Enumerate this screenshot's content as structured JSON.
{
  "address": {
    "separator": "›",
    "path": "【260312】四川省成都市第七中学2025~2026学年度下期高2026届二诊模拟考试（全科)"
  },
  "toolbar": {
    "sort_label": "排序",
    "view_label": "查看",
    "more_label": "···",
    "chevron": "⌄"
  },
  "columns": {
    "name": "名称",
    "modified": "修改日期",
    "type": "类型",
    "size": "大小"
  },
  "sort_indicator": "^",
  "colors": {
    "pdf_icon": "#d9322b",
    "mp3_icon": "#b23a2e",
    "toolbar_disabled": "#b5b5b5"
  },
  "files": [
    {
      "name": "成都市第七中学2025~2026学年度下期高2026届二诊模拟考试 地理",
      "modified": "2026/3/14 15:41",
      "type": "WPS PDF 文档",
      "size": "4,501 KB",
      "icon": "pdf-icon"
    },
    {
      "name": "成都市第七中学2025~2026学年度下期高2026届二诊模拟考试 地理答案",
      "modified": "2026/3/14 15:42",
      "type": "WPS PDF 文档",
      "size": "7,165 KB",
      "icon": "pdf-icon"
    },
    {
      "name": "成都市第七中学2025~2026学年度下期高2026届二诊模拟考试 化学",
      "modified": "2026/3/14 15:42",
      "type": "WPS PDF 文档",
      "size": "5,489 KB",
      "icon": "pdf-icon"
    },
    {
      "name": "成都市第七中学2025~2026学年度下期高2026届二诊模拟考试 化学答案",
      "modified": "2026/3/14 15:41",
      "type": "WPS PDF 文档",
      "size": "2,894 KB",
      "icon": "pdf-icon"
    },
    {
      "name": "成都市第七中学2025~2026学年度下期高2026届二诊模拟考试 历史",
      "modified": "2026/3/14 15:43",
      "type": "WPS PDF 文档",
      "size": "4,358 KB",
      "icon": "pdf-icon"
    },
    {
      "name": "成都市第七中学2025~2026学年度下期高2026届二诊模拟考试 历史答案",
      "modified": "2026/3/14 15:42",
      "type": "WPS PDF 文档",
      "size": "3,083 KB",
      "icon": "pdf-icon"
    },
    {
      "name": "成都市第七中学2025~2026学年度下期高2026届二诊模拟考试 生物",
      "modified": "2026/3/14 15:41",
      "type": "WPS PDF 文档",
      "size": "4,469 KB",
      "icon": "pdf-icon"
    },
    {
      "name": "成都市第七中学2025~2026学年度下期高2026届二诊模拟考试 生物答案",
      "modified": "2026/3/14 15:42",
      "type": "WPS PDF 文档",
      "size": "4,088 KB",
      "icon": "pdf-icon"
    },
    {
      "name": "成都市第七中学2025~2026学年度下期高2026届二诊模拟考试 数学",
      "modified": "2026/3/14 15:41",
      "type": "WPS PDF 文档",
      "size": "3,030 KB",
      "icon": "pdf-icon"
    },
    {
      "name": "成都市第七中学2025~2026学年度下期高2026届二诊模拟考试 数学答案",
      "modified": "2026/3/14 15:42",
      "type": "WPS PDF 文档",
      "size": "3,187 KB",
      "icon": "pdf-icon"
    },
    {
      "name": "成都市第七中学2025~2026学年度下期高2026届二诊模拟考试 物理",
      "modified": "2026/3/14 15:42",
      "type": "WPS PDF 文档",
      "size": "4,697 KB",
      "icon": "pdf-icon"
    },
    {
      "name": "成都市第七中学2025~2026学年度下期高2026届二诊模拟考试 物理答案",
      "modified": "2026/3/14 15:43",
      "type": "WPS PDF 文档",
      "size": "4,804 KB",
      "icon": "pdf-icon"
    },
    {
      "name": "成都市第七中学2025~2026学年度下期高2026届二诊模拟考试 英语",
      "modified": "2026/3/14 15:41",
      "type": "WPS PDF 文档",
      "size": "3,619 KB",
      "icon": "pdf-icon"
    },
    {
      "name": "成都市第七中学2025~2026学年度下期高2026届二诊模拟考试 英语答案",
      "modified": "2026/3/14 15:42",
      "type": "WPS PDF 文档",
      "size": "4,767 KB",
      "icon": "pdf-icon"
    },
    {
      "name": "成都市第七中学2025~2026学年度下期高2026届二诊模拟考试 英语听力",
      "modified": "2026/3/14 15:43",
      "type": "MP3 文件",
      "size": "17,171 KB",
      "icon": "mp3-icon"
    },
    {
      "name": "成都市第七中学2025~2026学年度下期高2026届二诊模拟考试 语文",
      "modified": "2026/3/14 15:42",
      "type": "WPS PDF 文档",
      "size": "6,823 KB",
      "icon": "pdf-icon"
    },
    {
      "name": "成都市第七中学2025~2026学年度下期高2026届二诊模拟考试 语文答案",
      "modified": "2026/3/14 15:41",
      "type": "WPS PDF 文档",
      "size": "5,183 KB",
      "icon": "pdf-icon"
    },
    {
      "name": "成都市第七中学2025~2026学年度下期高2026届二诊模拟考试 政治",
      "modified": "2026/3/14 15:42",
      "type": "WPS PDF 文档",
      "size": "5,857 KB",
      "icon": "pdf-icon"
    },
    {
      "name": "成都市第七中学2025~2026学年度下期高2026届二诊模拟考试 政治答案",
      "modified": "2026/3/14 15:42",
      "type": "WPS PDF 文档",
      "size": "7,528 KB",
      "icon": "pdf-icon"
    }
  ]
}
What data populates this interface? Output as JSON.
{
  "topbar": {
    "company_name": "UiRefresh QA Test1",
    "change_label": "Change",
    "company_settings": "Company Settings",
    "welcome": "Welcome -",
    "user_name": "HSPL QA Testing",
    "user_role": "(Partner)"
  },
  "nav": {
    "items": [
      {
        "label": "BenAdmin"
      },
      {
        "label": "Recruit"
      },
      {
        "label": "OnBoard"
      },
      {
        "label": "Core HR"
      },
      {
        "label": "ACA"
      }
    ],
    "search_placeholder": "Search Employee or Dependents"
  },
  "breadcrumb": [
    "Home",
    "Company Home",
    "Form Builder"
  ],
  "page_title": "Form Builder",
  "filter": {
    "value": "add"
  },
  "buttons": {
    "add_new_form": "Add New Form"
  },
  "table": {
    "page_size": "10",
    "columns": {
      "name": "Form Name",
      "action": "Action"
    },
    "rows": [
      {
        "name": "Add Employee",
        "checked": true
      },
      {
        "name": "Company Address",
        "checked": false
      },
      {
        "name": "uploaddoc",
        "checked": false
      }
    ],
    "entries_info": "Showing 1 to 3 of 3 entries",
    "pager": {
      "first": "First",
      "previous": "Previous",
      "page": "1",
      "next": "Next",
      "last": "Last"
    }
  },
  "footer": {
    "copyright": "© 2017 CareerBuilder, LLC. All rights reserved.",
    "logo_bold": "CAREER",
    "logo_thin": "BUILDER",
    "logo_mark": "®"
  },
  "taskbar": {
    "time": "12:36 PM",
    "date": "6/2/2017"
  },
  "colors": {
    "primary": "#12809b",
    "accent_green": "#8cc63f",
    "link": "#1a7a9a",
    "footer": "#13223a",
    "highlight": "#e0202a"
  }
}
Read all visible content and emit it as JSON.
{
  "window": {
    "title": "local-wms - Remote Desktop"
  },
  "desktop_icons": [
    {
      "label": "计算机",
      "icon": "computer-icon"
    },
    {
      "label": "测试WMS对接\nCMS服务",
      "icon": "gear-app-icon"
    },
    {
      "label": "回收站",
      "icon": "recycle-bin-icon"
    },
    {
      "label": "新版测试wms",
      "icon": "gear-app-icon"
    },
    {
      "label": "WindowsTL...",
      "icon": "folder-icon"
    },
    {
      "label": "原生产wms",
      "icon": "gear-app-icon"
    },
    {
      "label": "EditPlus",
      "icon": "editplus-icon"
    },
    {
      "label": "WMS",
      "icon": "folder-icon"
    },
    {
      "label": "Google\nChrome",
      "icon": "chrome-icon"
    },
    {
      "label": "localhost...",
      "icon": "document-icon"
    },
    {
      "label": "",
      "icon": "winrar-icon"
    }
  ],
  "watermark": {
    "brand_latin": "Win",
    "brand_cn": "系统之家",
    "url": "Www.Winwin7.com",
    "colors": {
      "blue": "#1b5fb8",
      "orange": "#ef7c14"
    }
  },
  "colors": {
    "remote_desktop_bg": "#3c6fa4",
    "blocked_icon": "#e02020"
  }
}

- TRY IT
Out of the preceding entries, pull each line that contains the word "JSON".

- EXERCISE SOLUTION
Enumerate this screenshot's content as structured JSON.
What data populates this interface? Output as JSON.
Read all visible content and emit it as JSON.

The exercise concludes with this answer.